Every entry below must appear again, exactly as written.

BEGIN Task input

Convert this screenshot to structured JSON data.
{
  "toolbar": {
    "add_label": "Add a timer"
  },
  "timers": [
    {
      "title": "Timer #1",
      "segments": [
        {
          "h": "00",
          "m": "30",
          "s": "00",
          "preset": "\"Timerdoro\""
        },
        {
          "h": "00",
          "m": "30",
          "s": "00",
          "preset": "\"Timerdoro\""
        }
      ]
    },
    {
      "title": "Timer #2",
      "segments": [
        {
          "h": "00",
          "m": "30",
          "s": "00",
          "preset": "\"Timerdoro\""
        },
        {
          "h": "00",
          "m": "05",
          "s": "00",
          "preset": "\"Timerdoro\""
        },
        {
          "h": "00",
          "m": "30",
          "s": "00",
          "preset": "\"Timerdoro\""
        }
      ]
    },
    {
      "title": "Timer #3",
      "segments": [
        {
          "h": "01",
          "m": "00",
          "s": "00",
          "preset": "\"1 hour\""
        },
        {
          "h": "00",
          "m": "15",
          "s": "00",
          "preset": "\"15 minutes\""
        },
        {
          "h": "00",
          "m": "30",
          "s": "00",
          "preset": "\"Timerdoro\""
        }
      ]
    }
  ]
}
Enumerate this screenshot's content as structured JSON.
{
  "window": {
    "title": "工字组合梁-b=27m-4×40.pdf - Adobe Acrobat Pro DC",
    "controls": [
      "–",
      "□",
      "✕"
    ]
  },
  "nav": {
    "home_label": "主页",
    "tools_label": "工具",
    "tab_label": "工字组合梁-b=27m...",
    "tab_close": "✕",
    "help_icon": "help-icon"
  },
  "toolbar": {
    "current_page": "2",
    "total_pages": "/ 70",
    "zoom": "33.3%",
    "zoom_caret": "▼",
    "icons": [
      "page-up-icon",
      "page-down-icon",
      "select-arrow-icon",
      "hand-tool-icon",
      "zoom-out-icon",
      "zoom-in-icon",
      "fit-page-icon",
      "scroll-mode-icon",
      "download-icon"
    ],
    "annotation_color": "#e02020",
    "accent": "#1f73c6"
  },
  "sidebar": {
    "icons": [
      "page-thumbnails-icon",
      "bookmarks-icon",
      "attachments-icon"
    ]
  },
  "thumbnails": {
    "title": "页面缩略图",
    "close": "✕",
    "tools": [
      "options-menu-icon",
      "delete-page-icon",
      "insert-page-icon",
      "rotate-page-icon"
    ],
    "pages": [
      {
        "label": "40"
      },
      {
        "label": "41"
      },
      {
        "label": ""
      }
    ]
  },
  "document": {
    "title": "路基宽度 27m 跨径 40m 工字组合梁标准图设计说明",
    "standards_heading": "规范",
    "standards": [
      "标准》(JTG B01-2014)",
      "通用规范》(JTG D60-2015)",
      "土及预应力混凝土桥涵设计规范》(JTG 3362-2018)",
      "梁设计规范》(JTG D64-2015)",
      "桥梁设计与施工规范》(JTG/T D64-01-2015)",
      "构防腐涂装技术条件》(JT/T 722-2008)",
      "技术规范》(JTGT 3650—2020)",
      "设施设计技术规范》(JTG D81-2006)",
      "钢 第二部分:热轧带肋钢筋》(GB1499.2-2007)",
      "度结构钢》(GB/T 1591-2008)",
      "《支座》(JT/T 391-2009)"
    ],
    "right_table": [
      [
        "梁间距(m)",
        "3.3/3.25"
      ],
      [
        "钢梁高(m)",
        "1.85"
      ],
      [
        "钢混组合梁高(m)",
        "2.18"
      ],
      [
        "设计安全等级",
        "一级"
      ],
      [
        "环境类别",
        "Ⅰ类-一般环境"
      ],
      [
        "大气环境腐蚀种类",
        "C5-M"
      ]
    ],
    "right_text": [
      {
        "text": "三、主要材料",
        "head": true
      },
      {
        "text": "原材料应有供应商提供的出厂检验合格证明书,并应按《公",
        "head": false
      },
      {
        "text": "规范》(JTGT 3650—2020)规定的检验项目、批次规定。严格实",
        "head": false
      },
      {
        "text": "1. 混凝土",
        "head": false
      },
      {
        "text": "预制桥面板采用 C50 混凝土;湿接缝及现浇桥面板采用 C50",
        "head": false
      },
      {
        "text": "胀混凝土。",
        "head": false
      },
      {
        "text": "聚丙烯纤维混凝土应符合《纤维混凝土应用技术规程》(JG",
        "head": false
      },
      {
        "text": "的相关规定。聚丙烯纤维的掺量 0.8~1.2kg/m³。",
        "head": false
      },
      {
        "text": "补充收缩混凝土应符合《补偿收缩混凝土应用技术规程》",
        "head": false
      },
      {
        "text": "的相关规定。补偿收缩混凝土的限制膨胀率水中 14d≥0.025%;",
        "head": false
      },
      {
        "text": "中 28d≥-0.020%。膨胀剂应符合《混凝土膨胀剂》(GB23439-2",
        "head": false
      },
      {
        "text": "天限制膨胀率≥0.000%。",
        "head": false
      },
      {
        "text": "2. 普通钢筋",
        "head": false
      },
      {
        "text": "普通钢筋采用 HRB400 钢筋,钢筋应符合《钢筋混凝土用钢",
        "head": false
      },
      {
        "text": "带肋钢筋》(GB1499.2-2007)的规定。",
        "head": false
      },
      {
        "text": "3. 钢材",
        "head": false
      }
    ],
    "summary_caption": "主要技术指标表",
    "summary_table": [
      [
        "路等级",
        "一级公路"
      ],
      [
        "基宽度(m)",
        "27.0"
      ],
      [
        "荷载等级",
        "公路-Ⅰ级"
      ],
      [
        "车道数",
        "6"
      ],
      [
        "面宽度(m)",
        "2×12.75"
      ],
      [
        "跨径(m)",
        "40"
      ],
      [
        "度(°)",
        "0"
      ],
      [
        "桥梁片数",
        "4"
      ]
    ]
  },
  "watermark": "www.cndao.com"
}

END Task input

Task result -
Convert this screenshot to structured JSON data.
{
  "toolbar": {
    "add_label": "Add a timer"
  },
  "timers": [
    {
      "title": "Timer #1",
      "segments": [
        {
          "h": "00",
          "m": "30",
          "s": "00",
          "preset": "\"Timerdoro\""
        },
        {
          "h": "00",
          "m": "30",
          "s": "00",
          "preset": "\"Timerdoro\""
        }
      ]
    },
    {
      "title": "Timer #2",
      "segments": [
        {
          "h": "00",
          "m": "30",
          "s": "00",
          "preset": "\"Timerdoro\""
        },
        {
          "h": "00",
          "m": "05",
          "s": "00",
          "preset": "\"Timerdoro\""
        },
        {
          "h": "00",
          "m": "30",
          "s": "00",
          "preset": "\"Timerdoro\""
        }
      ]
    },
    {
      "title": "Timer #3",
      "segments": [
        {
          "h": "01",
          "m": "00",
          "s": "00",
          "preset": "\"1 hour\""
        },
        {
          "h": "00",
          "m": "15",
          "s": "00",
          "preset": "\"15 minutes\""
        },
        {
          "h": "00",
          "m": "30",
          "s": "00",
          "preset": "\"Timerdoro\""
        }
      ]
    }
  ]
}
Enumerate this screenshot's content as structured JSON.
{
  "window": {
    "title": "工字组合梁-b=27m-4×40.pdf - Adobe Acrobat Pro DC",
    "controls": [
      "–",
      "□",
      "✕"
    ]
  },
  "nav": {
    "home_label": "主页",
    "tools_label": "工具",
    "tab_label": "工字组合梁-b=27m...",
    "tab_close": "✕",
    "help_icon": "help-icon"
  },
  "toolbar": {
    "current_page": "2",
    "total_pages": "/ 70",
    "zoom": "33.3%",
    "zoom_caret": "▼",
    "icons": [
      "page-up-icon",
      "page-down-icon",
      "select-arrow-icon",
      "hand-tool-icon",
      "zoom-out-icon",
      "zoom-in-icon",
      "fit-page-icon",
      "scroll-mode-icon",
      "download-icon"
    ],
    "annotation_color": "#e02020",
    "accent": "#1f73c6"
  },
  "sidebar": {
    "icons": [
      "page-thumbnails-icon",
      "bookmarks-icon",
      "attachments-icon"
    ]
  },
  "thumbnails": {
    "title": "页面缩略图",
    "close": "✕",
    "tools": [
      "options-menu-icon",
      "delete-page-icon",
      "insert-page-icon",
      "rotate-page-icon"
    ],
    "pages": [
      {
        "label": "40"
      },
      {
        "label": "41"
      },
      {
        "label": ""
      }
    ]
  },
  "document": {
    "title": "路基宽度 27m 跨径 40m 工字组合梁标准图设计说明",
    "standards_heading": "规范",
    "standards": [
      "标准》(JTG B01-2014)",
      "通用规范》(JTG D60-2015)",
      "土及预应力混凝土桥涵设计规范》(JTG 3362-2018)",
      "梁设计规范》(JTG D64-2015)",
      "桥梁设计与施工规范》(JTG/T D64-01-2015)",
      "构防腐涂装技术条件》(JT/T 722-2008)",
      "技术规范》(JTGT 3650—2020)",
      "设施设计技术规范》(JTG D81-2006)",
      "钢 第二部分:热轧带肋钢筋》(GB1499.2-2007)",
      "度结构钢》(GB/T 1591-2008)",
      "《支座》(JT/T 391-2009)"
    ],
    "right_table": [
      [
        "梁间距(m)",
        "3.3/3.25"
      ],
      [
        "钢梁高(m)",
        "1.85"
      ],
      [
        "钢混组合梁高(m)",
        "2.18"
      ],
      [
        "设计安全等级",
        "一级"
      ],
      [
        "环境类别",
        "Ⅰ类-一般环境"
      ],
      [
        "大气环境腐蚀种类",
        "C5-M"
      ]
    ],
    "right_text": [
      {
        "text": "三、主要材料",
        "head": true
      },
      {
        "text": "原材料应有供应商提供的出厂检验合格证明书,并应按《公",
        "head": false
      },
      {
        "text": "规范》(JTGT 3650—2020)规定的检验项目、批次规定。严格实",
        "head": false
      },
      {
        "text": "1. 混凝土",
        "head": false
      },
      {
        "text": "预制桥面板采用 C50 混凝土;湿接缝及现浇桥面板采用 C50",
        "head": false
      },
      {
        "text": "胀混凝土。",
        "head": false
      },
      {
        "text": "聚丙烯纤维混凝土应符合《纤维混凝土应用技术规程》(JG",
        "head": false
      },
      {
        "text": "的相关规定。聚丙烯纤维的掺量 0.8~1.2kg/m³。",
        "head": false
      },
      {
        "text": "补充收缩混凝土应符合《补偿收缩混凝土应用技术规程》",
        "head": false
      },
      {
        "text": "的相关规定。补偿收缩混凝土的限制膨胀率水中 14d≥0.025%;",
        "head": false
      },
      {
        "text": "中 28d≥-0.020%。膨胀剂应符合《混凝土膨胀剂》(GB23439-2",
        "head": false
      },
      {
        "text": "天限制膨胀率≥0.000%。",
        "head": false
      },
      {
        "text": "2. 普通钢筋",
        "head": false
      },
      {
        "text": "普通钢筋采用 HRB400 钢筋,钢筋应符合《钢筋混凝土用钢",
        "head": false
      },
      {
        "text": "带肋钢筋》(GB1499.2-2007)的规定。",
        "head": false
      },
      {
        "text": "3. 钢材",
        "head": false
      }
    ],
    "summary_caption": "主要技术指标表",
    "summary_table": [
      [
        "路等级",
        "一级公路"
      ],
      [
        "基宽度(m)",
        "27.0"
      ],
      [
        "荷载等级",
        "公路-Ⅰ级"
      ],
      [
        "车道数",
        "6"
      ],
      [
        "面宽度(m)",
        "2×12.75"
      ],
      [
        "跨径(m)",
        "40"
      ],
      [
        "度(°)",
        "0"
      ],
      [
        "桥梁片数",
        "4"
      ]
    ]
  },
  "watermark": "www.cndao.com"
}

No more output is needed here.